A few years ago, rumors started surfacing that Lynch was trying to get a new season made. At the time, I felt that it was a useless gesture; a nostalgia trip from a guy who hadn’t made a movie since 2006’s Inland Empire. I wasn’t excited about a new series when I wanted to Lynch to make a new film.
As time went on, the series return finally saw the greenlight. Even then, I wasn’t quite on board. It wasn’t until January of this year that I finally took an interest. So many friends were buzzing about the show’s return. And I knew I would watch it too even though I was in denial. So, I watched the first two seasons (finally finishing it this time), watched the film prequel, and even read The Secret History of Twin Peaks by series co-creator Mark Frost to get a deeper understanding of some of the themes.
When the series returned in May, I was ready. Or, at least I thought I was. I had no idea what to expect at this point and nothing was made much clearer with each new episode. However, I loved what I saw. For one, I was thrilled by this new season was a departure from its earlier form taking on themes and style of a thoroughly modern Lynch. Secondly, Lynch didn’t give the audience what they wanted and instead downplayed key characters an altogether minimizing once prominent roles. And, finally, I was no closer to understanding the scope of what Twin Peaks had to offer than before. In other words, this was how you handle the stigma of nostalgia the right way.

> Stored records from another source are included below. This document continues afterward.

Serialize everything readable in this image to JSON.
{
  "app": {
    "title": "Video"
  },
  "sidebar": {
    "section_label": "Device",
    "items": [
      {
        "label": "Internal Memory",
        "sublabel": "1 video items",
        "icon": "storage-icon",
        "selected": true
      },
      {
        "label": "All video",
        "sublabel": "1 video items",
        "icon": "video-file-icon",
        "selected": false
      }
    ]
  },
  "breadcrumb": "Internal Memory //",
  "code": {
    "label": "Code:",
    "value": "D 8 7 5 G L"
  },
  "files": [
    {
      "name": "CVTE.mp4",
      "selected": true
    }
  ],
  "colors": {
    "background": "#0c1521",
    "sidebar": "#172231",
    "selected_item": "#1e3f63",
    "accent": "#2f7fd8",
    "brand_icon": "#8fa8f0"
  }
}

Angelo Badalamenti did such an amazing job scoring the new series. It was subtle early in the return, but gained steam as we neared the finish. Old scores and themes associated with certain characters and ideas were withheld appropriately. I remember when rewatching the original series, the music was everywhere and often themes during in episode. That wasn’t the case in this new series. As mentioned before, Badalamenti’s music as a character changed over the years making way for new ways to express itself as a narrative device.
The new series had a lot of throwbacks to the 1992 film. Whole scenes in Twin Peaks: Fire Walk with Me had their meaning changed when viewing this new series; throwing nostalgia out the window and that our old ideas or ways of thinking are not as precious as we thought.
Since many scenes and characters from the film were referenced or connected to the new series, I decided to revisit the film’s soundtrack. The score for the original series is stellar on its own and contains many of the iconic scores we know and love. However, I feel Twin Peaks: Fire Walk with Me is Angelo Badalamenti’s strongest contribution to the music of this world.
“The Pink Room” is a heavy, dark bluesy track from the film soundtrack. The title of the track references a room at the infamous Roadhouse. There, Laura Palmer meets her drug connections and has sex with strange friend. She is joined with her friend Ronette Pulaski. This scene is important because it serves as a key connection between Laura Palmer’s descent and the events following her death. The scene itself is also unnerving as we see Palmer gyrate and grind with the men who would be involved with her rape and murder. Light flash and drugs are plenty as the score enhances the seedy and depraved mood of the scene in an already dark film.
The finale of the return of Twin Peaks left a lot of questions unanswered and opened the doors for further exploration of the increasingly obscured world of Lynch’s vision. I don’t know if another season will be made. Part of me doubts it and a bigger part of me actually doesn’t want it. I don’t want answers. I was left with questions at the end of season two and with even more questions at the end of this latest season. For me, it has become clear that the world of Twin Peaks is not something we are meant to understand. Instead, all we can do is sit back and observe and let the characters, story, and especially the music take us on a journey.